This unique addition to reference literature provides an introduction to the major concepts and contemporary issues that are essential for students of environmental science and environmental studies to know. With over 200 entries authored by world-class names like Anthony Brazel, John Day and Edward Keller, this text is divided into six sections: Environmental Science, Environments, Paradigms & Concepts, Processes & Dynamics, Scales & Techniques, and Environmental Issues.

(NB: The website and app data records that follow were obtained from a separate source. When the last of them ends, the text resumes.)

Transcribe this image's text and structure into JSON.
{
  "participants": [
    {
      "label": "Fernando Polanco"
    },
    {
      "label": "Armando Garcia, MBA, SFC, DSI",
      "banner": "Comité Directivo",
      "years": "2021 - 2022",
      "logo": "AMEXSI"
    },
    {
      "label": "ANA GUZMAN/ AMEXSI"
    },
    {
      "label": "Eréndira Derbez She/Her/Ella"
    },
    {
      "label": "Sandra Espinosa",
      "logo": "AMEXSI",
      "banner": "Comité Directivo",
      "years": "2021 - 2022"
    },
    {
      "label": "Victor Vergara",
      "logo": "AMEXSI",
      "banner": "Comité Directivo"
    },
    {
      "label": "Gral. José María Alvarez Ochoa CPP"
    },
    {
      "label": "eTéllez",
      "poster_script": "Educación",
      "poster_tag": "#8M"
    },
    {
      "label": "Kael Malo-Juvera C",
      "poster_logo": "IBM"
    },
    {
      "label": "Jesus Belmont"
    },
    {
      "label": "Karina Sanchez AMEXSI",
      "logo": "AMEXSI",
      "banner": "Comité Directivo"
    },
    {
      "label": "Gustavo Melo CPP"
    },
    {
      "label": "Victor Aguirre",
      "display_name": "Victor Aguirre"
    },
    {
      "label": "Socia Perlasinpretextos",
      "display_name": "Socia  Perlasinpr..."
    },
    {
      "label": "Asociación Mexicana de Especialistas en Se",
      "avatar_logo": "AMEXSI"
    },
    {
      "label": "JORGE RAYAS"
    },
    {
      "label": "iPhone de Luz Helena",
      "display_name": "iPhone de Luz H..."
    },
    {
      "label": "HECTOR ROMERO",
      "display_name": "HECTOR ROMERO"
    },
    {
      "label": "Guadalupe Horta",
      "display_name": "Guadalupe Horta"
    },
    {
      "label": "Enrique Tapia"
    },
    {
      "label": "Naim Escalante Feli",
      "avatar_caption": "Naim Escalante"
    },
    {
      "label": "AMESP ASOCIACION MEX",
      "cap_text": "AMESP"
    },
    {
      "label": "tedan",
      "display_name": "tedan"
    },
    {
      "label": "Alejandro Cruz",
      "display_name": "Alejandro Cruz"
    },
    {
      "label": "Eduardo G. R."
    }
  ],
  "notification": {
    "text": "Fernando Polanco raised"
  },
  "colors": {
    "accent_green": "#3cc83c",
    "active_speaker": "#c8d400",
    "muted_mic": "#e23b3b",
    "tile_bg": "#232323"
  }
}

In the environmental sciences ergodicity arises from the substitution of spatial variations for temporal ones. Because it is often difficult to determine how environment changes over time then arranging present spatial sequences as equivalent to temporal change can be helpful. It has been employed, especially for relatively small-scale systems, because changes occur over much longer time periods than the time of empirical observations and because until recently dating techniques were unable to give precise dating for stages of environmental change. Space-time substitution underlay attempts to deduce stages in drainage network development. Slope profiles from coastal cliffs where there has been protection from coastal erosion were used to construct sequences of possible slope evolution. The ergodic hypothesis was applied by using the distribution of thermokarst ...